 Ergun Mehmet Caner and Emir Fethi Caner, Unveiling Islam (Grand Rapids, Michigan: Kregel Publications, 2002), 103-104.
 Charles R. Swindoll, The Grace Awakening (Dallas, TX: Word Publishing, 1990), 17-19.
 Even the Calvinist idea that faith itself is a gift given arbitrarily by God, without which no one can be saved, is reflected in Islam; “…eternal faith is ultimately given at the subjective whim of Allah…” (Caner and Caner, 150).
 Phillip Schaff, History of the Christian Church (Albany, Ore.: The Ages Digital Library, Books for the Ages, Ages Software, Version 1.0, 1997), Book 8, Ch. 14, Sec. 114.
 Calvin, Institutes, iii, xxi, sec.5, 1030-1031.
 Calvin, Institutes, iii, xxiii, sec. 7, 1063 (emphasis mine).
 Caner and Caner, 109.
 George Bryson, The Dark Side of Calvinism, (Santa Ana, CA: Calvary Chapel Publishing, 2004), from the Foreword by Chuck Smith, p.9.
 Calvin, Institutes, iii, xxi, sec. 5, 1030-31.
 Calvin, Institutes, iii, xxiii, sec. 6, 231.
 Caner and Caner, 31-32.
 Caner and Caner, 109.
 Ibid., 110-117.
 Ibid., 117. See also the moving story of a Muslim convert to Christianity in Caner and Caner, pp.37f.
 Dave Hunt and James White, Debating Calvinism (Sisters, Oregon: Multnomah Publishers, 2004), 47.
 Ibid, 118.
 Ibid., 33.
 Hunt and White, 21.
 See Bryson, Dark Side, 351-357; David R. Anderson, Bewitched: The Rise of Neo-Galatianism (Grace Theology Press, 2015), 66-67; Zane C. Hodges, The Gospel Under Seige: Faith and Works in Tension, 2nd ed. (Dallas: Redención Viva, 1992), 40.
 Philip F. Congdon, “John Piper’s Diminished Doctrine of Justification and Assurance,” JOTGES 23:44 (Spring 2010), 59-73.
 Caner and Caner, 151.
 Ibid., 144.
 Ibid., 31.
 Ibid., 36.
 Ibid., 18.
 Ibid., 66-81.
 Ibid., 48.
 Hunt and White, 23-24; Francois Wendel, Calvin: Origin and Development of His Religious Thought, trans. Philip Mairet, (Grand Rapids, Mich.: Baker, 2000), 100; Bernard Cottret, Calvin: A Biography (Grand Rapids, Mich.: Eerdmans, 2000),198-200.

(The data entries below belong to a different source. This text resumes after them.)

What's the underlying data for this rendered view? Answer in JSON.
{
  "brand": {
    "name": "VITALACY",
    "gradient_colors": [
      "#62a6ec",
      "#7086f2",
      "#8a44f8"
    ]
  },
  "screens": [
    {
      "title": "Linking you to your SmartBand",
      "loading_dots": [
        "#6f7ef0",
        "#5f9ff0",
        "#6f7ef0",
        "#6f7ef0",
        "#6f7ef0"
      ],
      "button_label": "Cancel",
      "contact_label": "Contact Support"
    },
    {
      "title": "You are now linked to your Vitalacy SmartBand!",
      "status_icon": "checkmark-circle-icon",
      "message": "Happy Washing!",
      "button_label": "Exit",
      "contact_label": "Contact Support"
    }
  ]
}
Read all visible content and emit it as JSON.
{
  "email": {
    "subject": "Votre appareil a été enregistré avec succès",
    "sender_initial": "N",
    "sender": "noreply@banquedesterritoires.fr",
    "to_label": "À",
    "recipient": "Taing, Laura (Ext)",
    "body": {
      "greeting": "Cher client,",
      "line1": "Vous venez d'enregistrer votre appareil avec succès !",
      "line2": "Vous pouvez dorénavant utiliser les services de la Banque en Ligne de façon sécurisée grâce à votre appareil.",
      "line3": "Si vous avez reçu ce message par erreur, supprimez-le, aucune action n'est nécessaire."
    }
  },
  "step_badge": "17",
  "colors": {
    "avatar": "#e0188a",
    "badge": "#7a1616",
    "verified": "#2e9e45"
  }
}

 Bruce Kinney, Mormonism, The Islam of America (New York: Fleming H. Revell Company, 1912), republished most recently in 2010 by Nabu Press. Kinney is not alone in seeing a link between Mormonism and Islam. In 1856, a Danish convert to Mormonism, John Ahmanson, emigrated to Utah. He knew Brigham Young personally, and was an eyewitness to early Mormon history. Unlike many, he left the Mormon Church, and survived to tell about it, in his book originally entitled Vor Tids Muhamed (“A Mohammed of Our Time”). The book is available in English now: Secret History: An Eyewitness Account of the Rise of Mormonism, by John Ahmanson, trans. Gleason L. Archer (Chicago: Moody Press, 1984).

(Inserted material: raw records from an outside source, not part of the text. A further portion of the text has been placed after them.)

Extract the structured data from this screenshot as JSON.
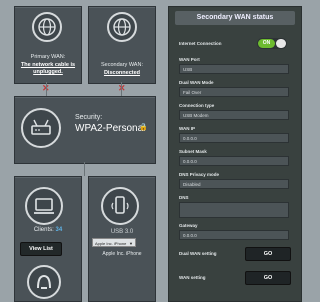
{
  "primary_wan": {
    "label": "Primary WAN:",
    "status": "The network cable is unplugged."
  },
  "secondary_wan": {
    "label": "Secondary WAN:",
    "status": "Disconnected"
  },
  "security": {
    "label": "Security:",
    "value": "WPA2-Personal"
  },
  "clients": {
    "label": "Clients:",
    "count": "34",
    "button": "View List"
  },
  "usb": {
    "label": "USB 3.0",
    "device_select": "Apple Inc. iPhone",
    "device_name": "Apple Inc. iPhone"
  },
  "panel": {
    "title": "Secondary WAN status",
    "internet_connection_label": "Internet Connection",
    "internet_connection_state": "ON",
    "wan_port_label": "WAN Port",
    "wan_port_value": "USB",
    "dual_wan_mode_label": "Dual WAN Mode",
    "dual_wan_mode_value": "Fail Over",
    "connection_type_label": "Connection type",
    "connection_type_value": "USB Modem",
    "wan_ip_label": "WAN IP",
    "wan_ip_value": "0.0.0.0",
    "subnet_mask_label": "Subnet Mask",
    "subnet_mask_value": "0.0.0.0",
    "dns_privacy_label": "DNS Privacy mode",
    "dns_privacy_value": "Disabled",
    "dns_label": "DNS",
    "dns_value": "",
    "gateway_label": "Gateway",
    "gateway_value": "0.0.0.0",
    "dual_wan_setting_label": "Dual WAN setting",
    "dual_wan_setting_button": "GO",
    "wan_setting_label": "WAN setting",
    "wan_setting_button": "GO"
  }
}
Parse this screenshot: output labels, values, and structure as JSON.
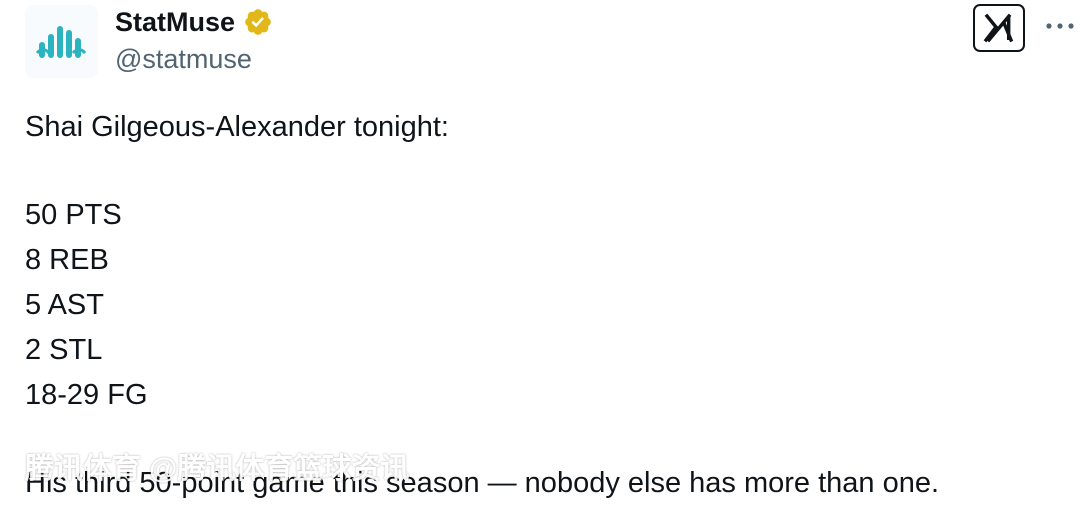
{
  "author": {
    "display_name": "StatMuse",
    "handle": "@statmuse",
    "verified_icon": "verified-badge-icon",
    "verified_color": "#e2b719",
    "avatar_color": "#2bb3c0"
  },
  "actions": {
    "grok_icon": "grok-icon",
    "more_icon": "more-icon"
  },
  "tweet": {
    "intro": "Shai Gilgeous-Alexander tonight:",
    "stats": [
      "50 PTS",
      "8 REB",
      "5 AST",
      "2 STL",
      "18-29 FG"
    ],
    "footer": "His third 50-point game this season — nobody else has more than one."
  },
  "watermark": "腾讯体育 @腾讯体育篮球资讯"
}
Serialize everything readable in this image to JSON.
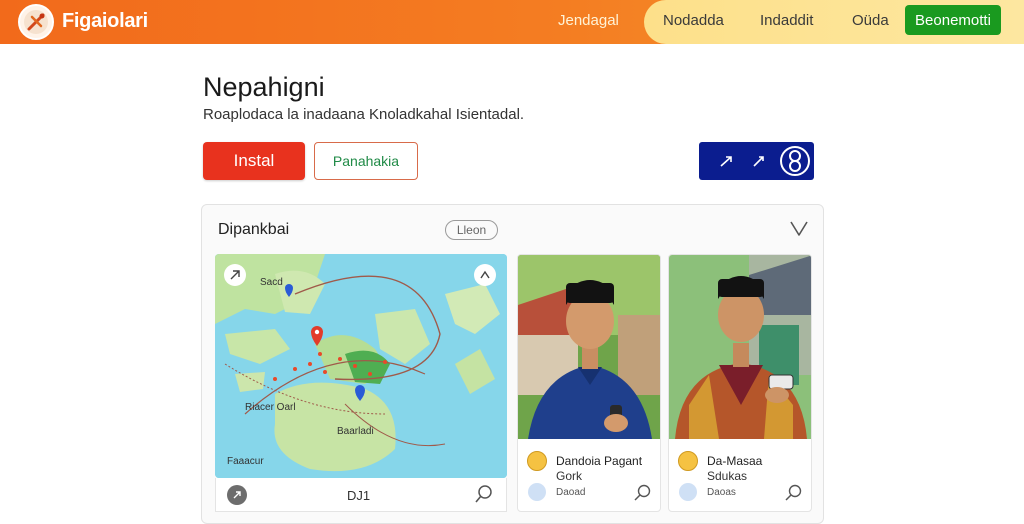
{
  "header": {
    "brand": "Figaiolari",
    "nav": [
      "Jendagal",
      "Nodadda",
      "Indaddit",
      "Oüda"
    ],
    "cta": "Beonemotti"
  },
  "hero": {
    "title": "Nepahigni",
    "subtitle": "Roaplodaca la inadaana Knoladkahal Isientadal.",
    "install_label": "Instal",
    "secondary_label": "Panahakia"
  },
  "card": {
    "title": "Dipankbai",
    "badge": "Lleon",
    "map": {
      "labels": [
        "Sacd",
        "Riacer Oarl",
        "Baarladi",
        "Faaacur"
      ],
      "footer_label": "DJ1"
    },
    "people": [
      {
        "name": "Dandoia Pagant",
        "role": "Gork",
        "meta": "Daoad"
      },
      {
        "name": "Da-Masaa",
        "role": "Sdukas",
        "meta": "Daoas"
      }
    ]
  },
  "colors": {
    "accent_orange": "#f26a1b",
    "install_red": "#e8321e",
    "cta_green": "#1a9a1f",
    "blue_button": "#0b1d8f"
  }
}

 Ibid., 28. For a detailed account of the violent and polygamous history of Mormonism, see the entire first chapter, pages 15-44; also Secret History.
 Craig L. Blomberg and Stephen E. Robinson, How Wide the Divide? A Mormon & an Evangelical in Conversation (Downers Grove, IL: InterVarsity Press, 1997).
 See Philip F. Congdon, “How Wide the Divide? A Mormon and an Evangelical in Conversation: A Review,” JOTGES 13:25 (Autumn, 2000), 67-72.
 It is notable that the Mormon Robinson is effusive in his agreement with John MacArthur in The Gospel According to Jesus, and other Calvinists: “We would agree with Bonhoeffer and MacArthur that one cannot “have eternal life yet continue to live in rebellion against God.” I would judge the terms “being saved,” “coming to Christ,” “accepting the gospel,” “entering the covenant,” “making Christ Lord in my life” and “serving Christ” as being roughly equivalent. It follows, then, that saying “I have come to Christ, but I refuse to serve him” is self-contradictory. How does one accept Christ without accepting Christ as Lord? And to accept Christ as Lord is to accept myself as his vassal, and vassals do the will of their Lord, not their own will” (How Wide the Divide?, 148-149); see ibid., 70.